Striped Hawkmoth influx hits southern Britain


An significant influx of Striped Hawkmoths into southern Britain in recent days has livened up the spring for moth enthusiasts nationwide.

The initial arrival took place overnight on 15-16 May, with several individuals discovered in moth traps in south-west England and Pembrokeshire, Wales, on 16th, encouraged by a southerly airflow extending from southern Europe and North Africa.

Large numbers of Striped Hawkmoths have arrived in Britain in recent days, with the most typically being seen in south-west England (Paul Cools).
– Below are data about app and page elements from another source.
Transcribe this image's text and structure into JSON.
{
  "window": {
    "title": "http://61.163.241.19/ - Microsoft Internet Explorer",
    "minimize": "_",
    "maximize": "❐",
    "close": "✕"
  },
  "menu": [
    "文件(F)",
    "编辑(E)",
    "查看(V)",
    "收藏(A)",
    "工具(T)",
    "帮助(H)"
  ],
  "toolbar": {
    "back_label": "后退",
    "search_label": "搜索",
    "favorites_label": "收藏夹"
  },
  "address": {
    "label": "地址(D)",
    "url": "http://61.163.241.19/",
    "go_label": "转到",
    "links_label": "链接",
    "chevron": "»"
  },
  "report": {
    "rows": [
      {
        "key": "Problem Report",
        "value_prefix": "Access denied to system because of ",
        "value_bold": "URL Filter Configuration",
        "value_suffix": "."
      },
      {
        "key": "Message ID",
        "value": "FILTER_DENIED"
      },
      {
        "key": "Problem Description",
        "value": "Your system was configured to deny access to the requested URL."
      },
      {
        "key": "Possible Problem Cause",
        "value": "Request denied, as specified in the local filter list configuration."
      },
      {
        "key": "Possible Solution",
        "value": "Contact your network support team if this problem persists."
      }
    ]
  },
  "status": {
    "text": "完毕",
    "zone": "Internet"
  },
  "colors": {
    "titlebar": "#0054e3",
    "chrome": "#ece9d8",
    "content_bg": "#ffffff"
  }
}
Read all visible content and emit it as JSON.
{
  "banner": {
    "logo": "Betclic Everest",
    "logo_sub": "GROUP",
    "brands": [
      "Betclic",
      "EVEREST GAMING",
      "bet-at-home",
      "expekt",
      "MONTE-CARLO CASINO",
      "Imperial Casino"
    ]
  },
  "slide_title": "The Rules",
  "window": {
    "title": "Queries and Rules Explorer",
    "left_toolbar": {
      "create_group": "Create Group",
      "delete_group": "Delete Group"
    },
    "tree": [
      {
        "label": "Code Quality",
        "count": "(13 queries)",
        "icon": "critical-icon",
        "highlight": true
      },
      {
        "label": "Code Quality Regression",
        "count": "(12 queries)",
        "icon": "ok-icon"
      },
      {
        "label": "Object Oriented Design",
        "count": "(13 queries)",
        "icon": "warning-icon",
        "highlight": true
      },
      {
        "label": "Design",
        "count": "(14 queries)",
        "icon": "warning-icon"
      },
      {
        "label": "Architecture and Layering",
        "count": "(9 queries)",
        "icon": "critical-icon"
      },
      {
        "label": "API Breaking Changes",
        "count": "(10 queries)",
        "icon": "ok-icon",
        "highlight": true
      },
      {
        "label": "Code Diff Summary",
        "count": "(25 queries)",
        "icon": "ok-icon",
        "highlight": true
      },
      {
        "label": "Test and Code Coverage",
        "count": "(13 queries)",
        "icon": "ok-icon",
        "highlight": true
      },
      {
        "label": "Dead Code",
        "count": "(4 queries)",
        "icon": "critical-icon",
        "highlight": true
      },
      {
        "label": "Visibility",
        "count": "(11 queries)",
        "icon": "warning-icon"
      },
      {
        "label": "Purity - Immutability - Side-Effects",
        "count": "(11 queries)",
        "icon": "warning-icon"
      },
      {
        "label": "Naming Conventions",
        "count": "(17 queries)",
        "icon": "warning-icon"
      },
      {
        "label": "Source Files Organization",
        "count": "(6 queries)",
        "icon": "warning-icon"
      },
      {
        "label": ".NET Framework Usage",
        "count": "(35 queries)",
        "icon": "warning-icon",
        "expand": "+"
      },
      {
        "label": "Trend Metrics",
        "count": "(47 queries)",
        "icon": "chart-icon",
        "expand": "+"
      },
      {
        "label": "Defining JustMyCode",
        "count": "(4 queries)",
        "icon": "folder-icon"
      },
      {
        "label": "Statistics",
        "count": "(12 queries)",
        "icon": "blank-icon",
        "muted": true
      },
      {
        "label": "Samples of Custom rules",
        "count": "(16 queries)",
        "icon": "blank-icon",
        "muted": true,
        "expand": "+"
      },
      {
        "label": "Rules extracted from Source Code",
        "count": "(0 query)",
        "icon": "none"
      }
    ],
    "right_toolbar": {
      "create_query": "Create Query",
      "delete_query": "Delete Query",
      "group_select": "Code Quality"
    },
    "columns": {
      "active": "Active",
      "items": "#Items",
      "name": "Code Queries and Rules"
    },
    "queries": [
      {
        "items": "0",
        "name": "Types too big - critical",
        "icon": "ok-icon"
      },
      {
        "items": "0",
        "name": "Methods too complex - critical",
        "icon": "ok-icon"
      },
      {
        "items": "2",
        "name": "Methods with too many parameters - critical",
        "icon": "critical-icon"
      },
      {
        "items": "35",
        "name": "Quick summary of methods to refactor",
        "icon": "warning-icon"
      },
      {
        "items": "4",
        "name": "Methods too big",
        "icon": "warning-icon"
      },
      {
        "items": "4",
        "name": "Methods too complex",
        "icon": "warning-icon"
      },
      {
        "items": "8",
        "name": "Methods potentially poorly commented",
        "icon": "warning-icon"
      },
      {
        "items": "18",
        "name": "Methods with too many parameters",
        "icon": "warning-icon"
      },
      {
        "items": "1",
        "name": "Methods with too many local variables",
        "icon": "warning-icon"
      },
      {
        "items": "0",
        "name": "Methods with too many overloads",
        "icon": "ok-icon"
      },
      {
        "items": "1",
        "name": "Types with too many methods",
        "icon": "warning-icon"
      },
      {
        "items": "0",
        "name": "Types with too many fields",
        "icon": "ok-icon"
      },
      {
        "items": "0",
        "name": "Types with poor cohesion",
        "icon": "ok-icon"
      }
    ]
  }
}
More Striped Hawkmoths were reported over subsequent days, most of which were in the South-West but with an increasing number of reports from further north and east. By 19th, there were multiple records from Kent and East Sussex, with another trapped at Kilnsea, East Yorkshire. A significant inland record from Oakham, Rutland, on 18th gave hope to moth trappers across interior counties that the current influx might provide a golden opportunity to add this species to their lists.

Striped Hawkmoth is a scarce but annual immigrant to Britain, with the number and timing of arrivals varying each year. In some years, such as this, notable influxes will arrive early in the season, although Striped Hawkmoths can occur as late as October. Most records of this species in Britain involve adult moths attracted to light, but caterpillars can also be found following early arrivals in good years. The previous major influx was in 2006, when at least 384 Striped Hawkmoths were recorded; prior to that, 540+ were logged in 1943.